One of the excellent things about writing this blog is that I can do what I like, unbound by convention. One standard would state that posting the same stuff twice is a no-no. To hell with that. If anyone can extract a second serving from one dish, I’m your man. One of my earliest posts was lamb shanks under the banner of How slow can you go? I now realise that I can go slower and lower, a lot slower and plenty lower. Hence, part one in my Meat Reheat series.
For Lower and Slower Lamb Shanks, you are going to need:
- 5 lamb shanks (4 people and one to fight over)
- 1 bulb of excellent garlic
- 1 big sprig of rosemary
- 2 onions
- A bottle of red wine
- Seasoned flour for dusting
- Parsnips and potatoes to serve
You are also going to need to get up early. This is a six-hour roasting extravaganza.
Here’s what you need to do
Turn the oven on to 110 degrees C. Heat a frying pan (skillet) on the hob. Dust the shanks in the seasoned flour and brown them on as many sides as their shape will allow.
Sit them on the onion and rosemary in a roasting dish. Add plenty of garlic. You can decide on quantity. I am fed up listening to people telling me I use too much garlic. I don’t. When one slow roasts, the garlic transforms into a beautiful sweet paste inside the cloves.
Season the shanks and add three-quarters of a bottle of the wine. If it is not too early in the day for you, pour a glass and enjoy it. Cover the shanks with foil and put them in the oven.
Go somewhere else and do something worthwhile for a couple of hours. (I cycled down to Wicklow and back.) Return and turn the shanks. Go away again. Repeat this process (Not the cycle unless you are very fit, I was exhausted.).
Don’t forget to prepare your other ingredients. You have plenty of time to do them. No excuses please.
After five and a half hours, take the shanks out. Pour off most of the cooking liquid into a separator.
When you have removed the fat, add this to a pot and reduce it, adding a knob of butter to give it a nice glaze. This will be one of the best gravies you will ever taste. Return the shanks to the oven, uncovered, and turn the heat up to 180 C.

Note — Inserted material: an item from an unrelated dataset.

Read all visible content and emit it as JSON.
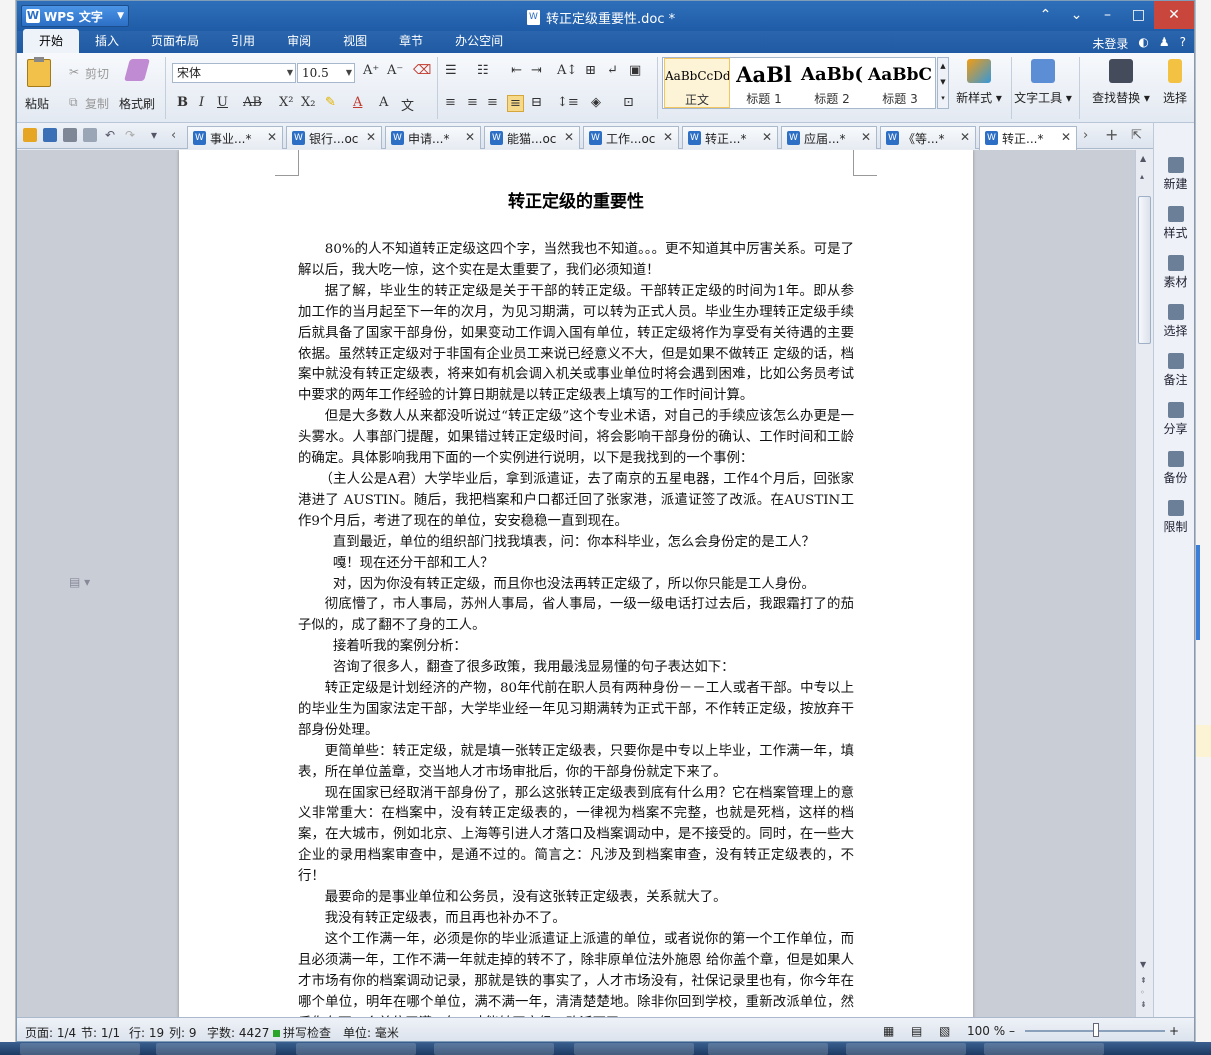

Turn the shanks a couple of times during this part of the process. They should be sticky and will smell delicious. Be careful to prevent them drying out. Add back a bit of the gravy if you really need to.
Get the timing of the other ingredients right and serve the shanks with mashed potatoes, wine gravy and seasonal vegetables.
The first of my reheats was a big success. The flavours worked wonderfully well. It was worth going the entire six hours. I make that pretty low and pretty slow.